Work/Life – 13 / 38 观点
Welcome to the latest edition of our international employment news update.
While remote working has allowed some to survive and even thrive, the retail, hospitality and healthcare sectors have suffered significantly. Industry leaders fear London and Paris could be "scarred for a long time", with an OECD report finding that there were 41% fewer job vacancies in London in January 2021 than February 2020.
The report also found that major European capitals have experienced increased labour inequality and are at risk of facing the most long-lasting affects, as major companies strategise for permanent remote working. Working from home has increased 5.4% more in Madrid than the rest of Spain, and 7.3% more in Berlin than the rest of Germany. Figures in Paris and London, however, are not as noteworthy – 4% and 2.4% higher than in the rest of France and the UK, respectively.
The European Union executive is attempting to toughen pay reporting obligations for companies, forcing employers to be much more transparent about their policies to facilitate women challenging wage imbalances.
The European Commission is seeking to close the current 14.1% pay gap across the 27-nation bloc. The current draft rules will require more detailed information from larger firms with over 250 employees, and propose economic penalties for companies that do not supply adequate information.
Criticism for some FTSE100 companies comes after a report has exposed that only 49% published any anti-sexual harassment policy compared to 69% of companies in the S&P 500. These findings are significant as more than $12 trillion are invested in index funds and this tracking prevents investors from withholding money from specific companies on their ESG grounds.
The Equileap Global Report on Gender Equality revealed that 85% of FTSE 100 companies reported on the gender pay gap compared to only 9% of S&P 500 companies. Deborah Gilshan at Equileap said that although the findings show some progress, passive fund managers still have an obligation to improve companies' diversity figures.
Companies registered at the Euronext Amsterdam stock exchange have cut jobs significantly over the past 12-month period, with the likes of AkzoNobel (1,600 jobs) and KLM (1,300 jobs) seriously downsizing. It's not all bad news, though: reports are that by taking such drastic actions, most of the companies are financially in good shape and ready to re-hire in better times.
The Hungarian government plans to exempt those under the age of 25 from personal income tax from 1 January 2022. Prime Minister Orban said that to support young people following the phased reintroduction of Hungary's 13-month pension, it was important they be given the full tax break up to a threshold of an average salary.
In October 2020, the European Court of Justice ruled that France's national data retention rules do not comply with EU law. Policies around data retention have remained a contentious matter between those who prioritise security – notably the police, prosecutors and governments – and privacy activists.
Now, France is trying to avoid the EU ruling that requires national law to set limits to mass data retention and data collection practices.

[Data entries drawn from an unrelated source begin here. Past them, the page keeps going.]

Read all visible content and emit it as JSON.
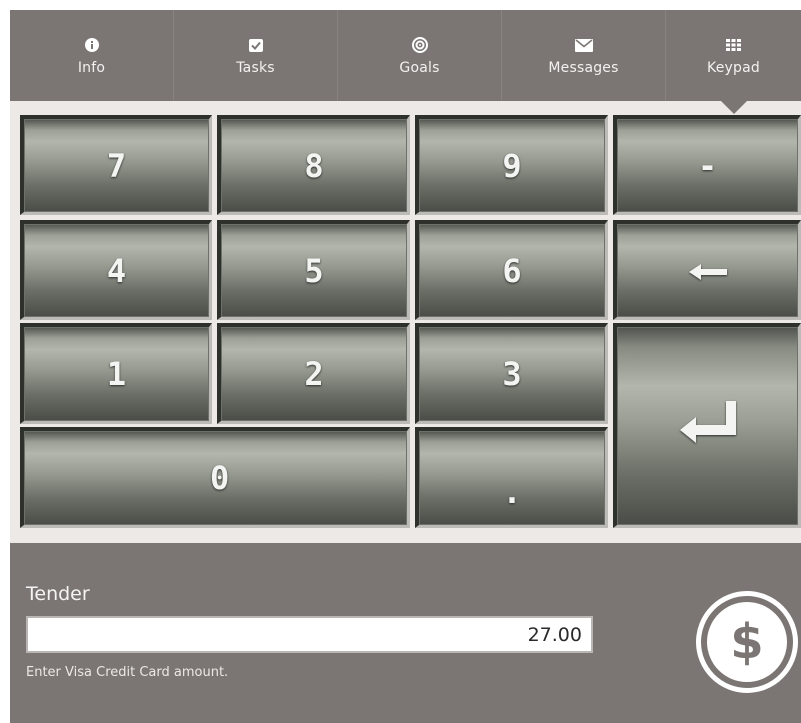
{
  "nav": {
    "items": [
      {
        "label": "Info",
        "icon": "info-icon"
      },
      {
        "label": "Tasks",
        "icon": "checkbox-icon"
      },
      {
        "label": "Goals",
        "icon": "target-icon"
      },
      {
        "label": "Messages",
        "icon": "envelope-icon"
      },
      {
        "label": "Keypad",
        "icon": "keypad-grid-icon",
        "active": true
      }
    ]
  },
  "keypad": {
    "k7": "7",
    "k8": "8",
    "k9": "9",
    "minus": "-",
    "k4": "4",
    "k5": "5",
    "k6": "6",
    "backspace_icon": "left-arrow-icon",
    "k1": "1",
    "k2": "2",
    "k3": "3",
    "enter_icon": "enter-return-icon",
    "k0": "0",
    "decimal": "."
  },
  "tender": {
    "label": "Tender",
    "amount": "27.00",
    "hint": "Enter Visa Credit Card amount.",
    "pay_symbol": "$"
  },
  "colors": {
    "panel": "#7b7673",
    "background": "#ece9e6",
    "key_dark": "#4a4d47",
    "key_light": "#b2b6ac",
    "text_light": "#f6f4f2"
  }
}
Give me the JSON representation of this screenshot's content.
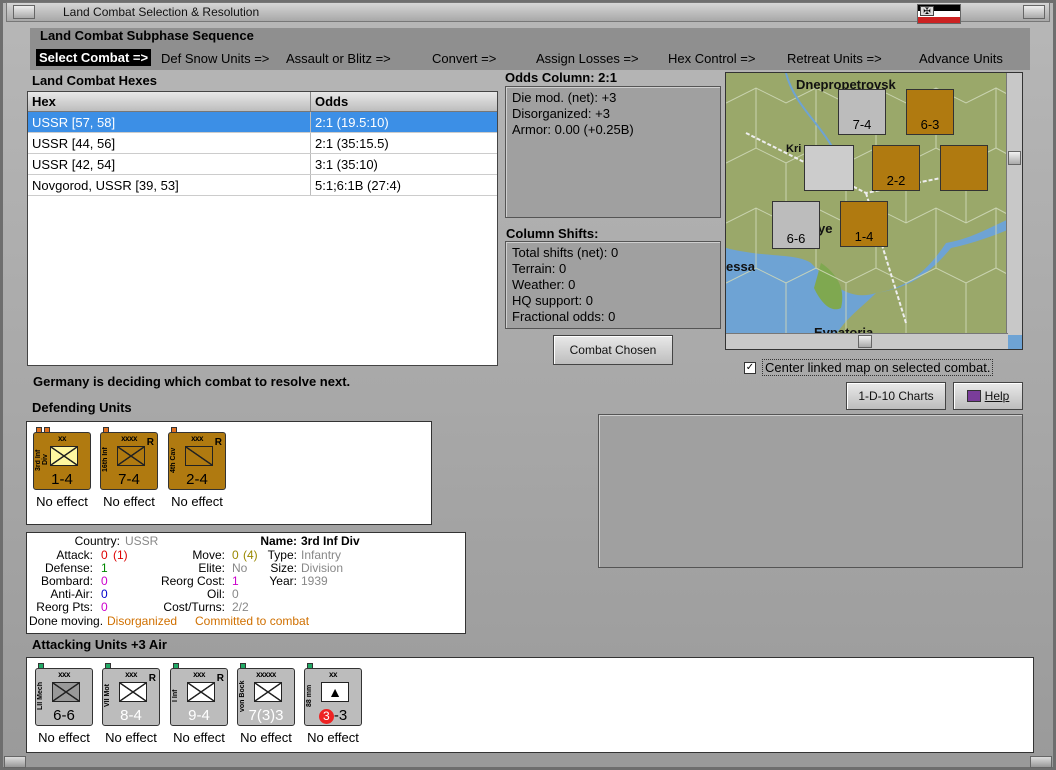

By arguing that it goes against the country's "constitutional identity", Paris is also arguing that the EU law should not apply at national level, which echoes similar arguments in Germany recently.
After several delays, unemployment insurance reform comes into effect in France on 1 July 2021. Until now, the allowance was calculated on the basis of days worked over a 12-month period. Moving forward, a period of 24 months will be taken into account. Unédic, an agency managing the French unemployment insurance system, predicts that 840,000 unemployed will see their allowance reduced as a result.
This is the first main reform to be enacted; the modifies the conditions of eligibility for unemployment allowance and will not come into force before 1 October. Its recipients need to have worked six months out of 28 (instead of four out of 24) to receive an allowance.
Following accusations of bullying and inappropriate working practices from more than a dozen staff, Dimple Agarwal, Deloitte's UK Deputy Chief Executive of Diversity and Inclusion, is stepping down. Complaints included communicating aggressively and forcing staff to attend meetings at extremely early hours.
Car manufacturer Audi has announced that it is introducing gender-sensitive language in future communication across their German locations. Volkswagen is also reported to be considering similar practices.
The increasingly relevance of equal opportunity and inclusion concerns in recent years has seen Audi promote innovative new working formats that encourage diversity, job-sharing, and a better work/life balance.